With the widespread increased interest in adopting Froebelian principles in Early Years Centres (thank you Prof Tina Bruce et al) and the subsequent available training and research, Wester Coates Nursery School found itself with a greater understanding of the philosophy of day to day life for the children. Three staff members – over different academic years - undertook the Froebel in Childhood Practice Course and the resulting comprehension, commitment, and sharing with parents transformed our practice.
It was the funding from the Froebel Trust, however, that set us on our woodwork way, allowing nearly all staff to take specific, and quality training, with Pete Moorhouse. In addition it enabled the purchases of a Community Playthings workbench, appropriate tools and an initial stock of balsa wood. Likewise using some of the funding for cover to free up individual members of staff to support children in the first part of our woodworking journey was invaluable. This allowed woodwork to be embedded rapidly.
Safety very quickly became common practice and I don’t think I have ever had to remind children to don safety glasses. Most children use the area regularly and rarely fleetingly. Many now do this on their own, with a maximum of two children at the bench. They have become adept at screwing and hammering, at making choices and decisions, at sharing discovery and inventions...although so deep is the engagement (think 5s on Leuven’s well-being and involvement scales) that many times there is little conversation.
Recently we have observed children mark-making their designs, suggesting a giant piece of collaborative woodwork outside, and developing their sawing abilities - albeit still with support. Primary aged children from our Friday afternoon nurture group have also benefited.
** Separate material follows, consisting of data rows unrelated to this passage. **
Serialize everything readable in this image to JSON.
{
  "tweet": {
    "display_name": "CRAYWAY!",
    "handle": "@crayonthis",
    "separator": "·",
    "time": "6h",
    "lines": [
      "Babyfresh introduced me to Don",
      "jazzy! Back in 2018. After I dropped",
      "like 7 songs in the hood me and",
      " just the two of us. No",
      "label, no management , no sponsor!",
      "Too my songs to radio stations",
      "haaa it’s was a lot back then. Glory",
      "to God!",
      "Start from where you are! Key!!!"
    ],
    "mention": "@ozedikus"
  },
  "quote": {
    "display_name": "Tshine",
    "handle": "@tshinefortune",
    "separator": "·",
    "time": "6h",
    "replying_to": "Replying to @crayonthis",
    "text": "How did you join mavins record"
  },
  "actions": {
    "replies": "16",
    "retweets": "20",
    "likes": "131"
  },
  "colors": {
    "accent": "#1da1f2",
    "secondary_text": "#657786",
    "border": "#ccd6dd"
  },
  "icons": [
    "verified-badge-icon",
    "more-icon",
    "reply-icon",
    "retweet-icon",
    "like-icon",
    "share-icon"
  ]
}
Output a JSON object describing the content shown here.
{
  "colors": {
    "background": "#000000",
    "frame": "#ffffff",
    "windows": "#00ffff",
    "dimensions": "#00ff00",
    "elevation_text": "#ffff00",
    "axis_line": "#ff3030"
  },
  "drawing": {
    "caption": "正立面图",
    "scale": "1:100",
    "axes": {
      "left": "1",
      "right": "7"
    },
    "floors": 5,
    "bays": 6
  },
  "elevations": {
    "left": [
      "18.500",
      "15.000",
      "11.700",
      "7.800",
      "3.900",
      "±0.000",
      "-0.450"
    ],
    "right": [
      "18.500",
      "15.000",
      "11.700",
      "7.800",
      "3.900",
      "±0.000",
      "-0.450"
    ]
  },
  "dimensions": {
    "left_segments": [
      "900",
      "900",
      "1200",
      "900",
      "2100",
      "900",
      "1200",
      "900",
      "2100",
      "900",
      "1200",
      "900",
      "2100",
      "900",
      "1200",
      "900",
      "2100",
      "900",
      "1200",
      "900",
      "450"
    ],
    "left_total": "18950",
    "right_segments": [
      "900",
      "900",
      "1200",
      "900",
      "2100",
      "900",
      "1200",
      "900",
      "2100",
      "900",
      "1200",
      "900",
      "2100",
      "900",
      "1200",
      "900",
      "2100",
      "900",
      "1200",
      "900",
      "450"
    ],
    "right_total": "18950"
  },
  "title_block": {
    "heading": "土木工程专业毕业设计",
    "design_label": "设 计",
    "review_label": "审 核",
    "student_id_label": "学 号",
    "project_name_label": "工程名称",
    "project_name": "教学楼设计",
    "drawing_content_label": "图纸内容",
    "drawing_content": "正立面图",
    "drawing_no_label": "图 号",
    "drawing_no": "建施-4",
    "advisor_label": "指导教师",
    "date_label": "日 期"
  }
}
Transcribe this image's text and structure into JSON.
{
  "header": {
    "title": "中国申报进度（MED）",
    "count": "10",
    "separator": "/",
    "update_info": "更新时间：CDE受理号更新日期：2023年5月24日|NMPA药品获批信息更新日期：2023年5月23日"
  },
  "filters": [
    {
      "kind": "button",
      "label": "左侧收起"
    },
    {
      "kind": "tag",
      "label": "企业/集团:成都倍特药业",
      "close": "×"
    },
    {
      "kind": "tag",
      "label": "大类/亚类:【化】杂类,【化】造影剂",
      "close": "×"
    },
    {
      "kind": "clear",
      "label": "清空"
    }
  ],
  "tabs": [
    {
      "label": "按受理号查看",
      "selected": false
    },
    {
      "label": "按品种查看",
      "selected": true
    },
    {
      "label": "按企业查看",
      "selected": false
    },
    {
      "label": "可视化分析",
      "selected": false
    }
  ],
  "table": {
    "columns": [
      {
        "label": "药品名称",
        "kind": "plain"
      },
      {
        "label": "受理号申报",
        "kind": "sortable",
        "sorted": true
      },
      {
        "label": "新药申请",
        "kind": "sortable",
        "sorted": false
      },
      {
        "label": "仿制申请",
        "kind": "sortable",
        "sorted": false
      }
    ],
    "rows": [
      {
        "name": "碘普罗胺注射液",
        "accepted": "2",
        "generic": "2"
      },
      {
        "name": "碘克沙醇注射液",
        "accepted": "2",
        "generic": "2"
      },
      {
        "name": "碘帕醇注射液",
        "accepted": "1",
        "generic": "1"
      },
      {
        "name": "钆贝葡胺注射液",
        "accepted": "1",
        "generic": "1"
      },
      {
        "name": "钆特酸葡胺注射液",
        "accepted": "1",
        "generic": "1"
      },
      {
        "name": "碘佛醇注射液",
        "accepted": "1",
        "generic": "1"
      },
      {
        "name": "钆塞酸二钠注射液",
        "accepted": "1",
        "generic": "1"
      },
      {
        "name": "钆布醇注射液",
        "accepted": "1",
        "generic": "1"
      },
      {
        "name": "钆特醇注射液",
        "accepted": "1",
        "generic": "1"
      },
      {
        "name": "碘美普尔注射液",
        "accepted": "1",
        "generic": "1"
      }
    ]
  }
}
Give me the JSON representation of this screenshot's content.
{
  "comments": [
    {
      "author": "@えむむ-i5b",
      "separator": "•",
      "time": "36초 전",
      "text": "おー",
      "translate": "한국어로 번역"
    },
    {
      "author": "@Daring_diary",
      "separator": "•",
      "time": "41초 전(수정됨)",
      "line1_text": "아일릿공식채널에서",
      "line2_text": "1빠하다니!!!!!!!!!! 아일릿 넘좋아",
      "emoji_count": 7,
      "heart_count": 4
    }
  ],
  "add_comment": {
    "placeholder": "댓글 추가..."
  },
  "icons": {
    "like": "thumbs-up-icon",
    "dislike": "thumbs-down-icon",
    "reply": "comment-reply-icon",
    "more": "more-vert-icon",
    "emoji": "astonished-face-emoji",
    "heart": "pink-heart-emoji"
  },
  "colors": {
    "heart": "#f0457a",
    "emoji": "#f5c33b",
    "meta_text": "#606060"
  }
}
We see ourselves still near the beginning of a journey - one which we consider will enable problem-solving skills, mathematical experiences, independence and creativity to soar."